Member of the AI community argue over this question a lot. Some say it is critical that we discuss the autonomy and external control of AI systems now rather than later whereas others think this question will not really become relevant for a long time.

We do currently have automated systems making decisions by themselves. Planes are capable of performing many flight manoeuvres without any human assistance (although much of it is rule-based rather than AI-based) and fully automated public transport systems such as subways are becoming more common across the globe.

With ever increasing autonomy of these systems it will become a question at some point (maybe that point is now, as some would argue) whether we feel comfortable with relinquishing a great level of control to a machine.

Would we feel comfortable riding a bus that has no human operator anymore? Maybe this bus would actually reduce the number of accidents overall but fail in certain key situations?
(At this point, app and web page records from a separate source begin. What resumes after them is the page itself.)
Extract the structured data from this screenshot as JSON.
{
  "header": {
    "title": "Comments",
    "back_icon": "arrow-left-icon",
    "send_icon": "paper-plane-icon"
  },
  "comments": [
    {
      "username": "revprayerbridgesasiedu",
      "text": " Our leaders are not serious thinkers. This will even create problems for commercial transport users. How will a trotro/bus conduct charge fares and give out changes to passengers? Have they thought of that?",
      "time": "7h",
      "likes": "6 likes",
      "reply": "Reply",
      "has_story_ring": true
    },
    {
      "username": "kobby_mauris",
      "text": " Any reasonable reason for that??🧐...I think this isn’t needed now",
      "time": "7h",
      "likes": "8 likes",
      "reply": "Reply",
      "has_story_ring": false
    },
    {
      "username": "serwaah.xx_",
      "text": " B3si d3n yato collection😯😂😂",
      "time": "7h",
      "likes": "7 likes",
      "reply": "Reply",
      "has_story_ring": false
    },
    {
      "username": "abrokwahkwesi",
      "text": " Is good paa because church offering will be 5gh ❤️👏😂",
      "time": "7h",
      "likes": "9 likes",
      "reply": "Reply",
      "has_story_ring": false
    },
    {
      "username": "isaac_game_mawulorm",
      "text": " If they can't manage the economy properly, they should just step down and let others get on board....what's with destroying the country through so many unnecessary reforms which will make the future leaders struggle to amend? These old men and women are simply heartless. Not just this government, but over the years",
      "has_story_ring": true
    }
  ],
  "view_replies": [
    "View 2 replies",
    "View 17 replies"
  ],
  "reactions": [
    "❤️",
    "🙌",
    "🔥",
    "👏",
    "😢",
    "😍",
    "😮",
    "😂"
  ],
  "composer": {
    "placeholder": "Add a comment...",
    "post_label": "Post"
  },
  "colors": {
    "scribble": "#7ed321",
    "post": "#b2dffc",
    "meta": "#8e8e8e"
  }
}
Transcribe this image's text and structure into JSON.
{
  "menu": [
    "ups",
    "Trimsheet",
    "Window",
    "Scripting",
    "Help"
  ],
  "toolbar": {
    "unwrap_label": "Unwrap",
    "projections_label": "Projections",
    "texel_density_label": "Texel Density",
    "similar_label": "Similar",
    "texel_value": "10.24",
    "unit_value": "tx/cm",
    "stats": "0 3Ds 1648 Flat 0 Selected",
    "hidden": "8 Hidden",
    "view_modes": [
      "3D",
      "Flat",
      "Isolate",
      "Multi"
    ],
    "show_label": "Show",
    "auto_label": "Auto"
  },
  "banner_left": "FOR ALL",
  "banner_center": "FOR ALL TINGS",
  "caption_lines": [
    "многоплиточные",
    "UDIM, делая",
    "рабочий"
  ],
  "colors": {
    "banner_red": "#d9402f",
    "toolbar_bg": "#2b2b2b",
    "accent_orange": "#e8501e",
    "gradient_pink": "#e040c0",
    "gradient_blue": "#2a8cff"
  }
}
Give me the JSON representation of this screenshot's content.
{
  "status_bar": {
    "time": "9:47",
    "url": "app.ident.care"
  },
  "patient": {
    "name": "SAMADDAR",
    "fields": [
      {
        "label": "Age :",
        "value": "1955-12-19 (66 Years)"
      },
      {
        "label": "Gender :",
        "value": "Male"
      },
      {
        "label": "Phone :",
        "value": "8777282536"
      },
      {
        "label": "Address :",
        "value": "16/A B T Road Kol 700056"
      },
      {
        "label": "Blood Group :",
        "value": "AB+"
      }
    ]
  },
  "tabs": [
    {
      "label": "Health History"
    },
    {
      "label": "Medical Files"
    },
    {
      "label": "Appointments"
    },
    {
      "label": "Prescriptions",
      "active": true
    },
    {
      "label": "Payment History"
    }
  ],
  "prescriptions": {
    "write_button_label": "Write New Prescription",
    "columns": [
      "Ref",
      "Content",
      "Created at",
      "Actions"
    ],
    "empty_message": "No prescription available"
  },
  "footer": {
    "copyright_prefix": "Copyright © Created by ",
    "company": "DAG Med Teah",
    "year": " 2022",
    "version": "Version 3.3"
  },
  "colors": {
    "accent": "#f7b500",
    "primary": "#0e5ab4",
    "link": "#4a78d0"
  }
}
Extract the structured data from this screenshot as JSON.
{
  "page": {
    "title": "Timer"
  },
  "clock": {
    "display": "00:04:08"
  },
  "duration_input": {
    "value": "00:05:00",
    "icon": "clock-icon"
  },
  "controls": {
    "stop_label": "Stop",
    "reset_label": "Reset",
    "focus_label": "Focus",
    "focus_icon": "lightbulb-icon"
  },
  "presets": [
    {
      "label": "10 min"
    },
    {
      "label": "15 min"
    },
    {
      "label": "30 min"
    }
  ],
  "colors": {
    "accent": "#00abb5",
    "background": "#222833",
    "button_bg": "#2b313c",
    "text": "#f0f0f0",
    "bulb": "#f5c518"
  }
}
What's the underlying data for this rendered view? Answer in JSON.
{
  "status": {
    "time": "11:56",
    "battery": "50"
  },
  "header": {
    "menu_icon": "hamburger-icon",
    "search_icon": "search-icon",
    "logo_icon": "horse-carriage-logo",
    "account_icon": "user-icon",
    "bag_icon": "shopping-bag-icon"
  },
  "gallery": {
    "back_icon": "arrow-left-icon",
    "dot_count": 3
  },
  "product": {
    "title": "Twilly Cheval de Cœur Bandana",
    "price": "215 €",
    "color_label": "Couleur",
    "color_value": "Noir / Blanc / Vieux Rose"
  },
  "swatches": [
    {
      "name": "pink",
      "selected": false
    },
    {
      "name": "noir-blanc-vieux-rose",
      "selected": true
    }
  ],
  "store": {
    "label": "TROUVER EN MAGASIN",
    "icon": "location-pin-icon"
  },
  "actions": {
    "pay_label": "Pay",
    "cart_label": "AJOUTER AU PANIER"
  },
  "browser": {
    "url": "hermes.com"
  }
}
It seems that as humans it is very hard for us to take the human out of the equation and it would take convincing and trials by public transport companies before all or at least most members of society would feel fully comfortable with a driverless bus.

Again, while there is no definitive answer to this question and some would even argue the question currently does not even really exist, it might be important for operators of public transport systems to think about what effect semi- and fully-autonomous system could have on their passengers and employees.

Where do we draw lines to protect the privacy of individuals?

This question is a very tricky one because different societies have such different answers to this question. While data protection standards in the European Union for example are very strict and require businesses to act with great care when personal data is involved, other countries place much greater emphasis on the potential use cases of AI and data technologies rather than the effects these might have on the privacy of the individual.

It would be extremely difficult or maybe even impossible to find common data protection rules. It might be worth agreeing though on the common goal of making data protection standards, as much as they might differ from country to country, as transparent as possible so that consumers can know how their data is used and stored.

It would be good for public transport operators and other businesses to clearly explain to passengers and employees how data is handled by the companies’ data and AI systems. 

 


By Bernhard Zech, member of the Artificial Intelligence Society of Hong Kong
Entry Four: 08 October 2018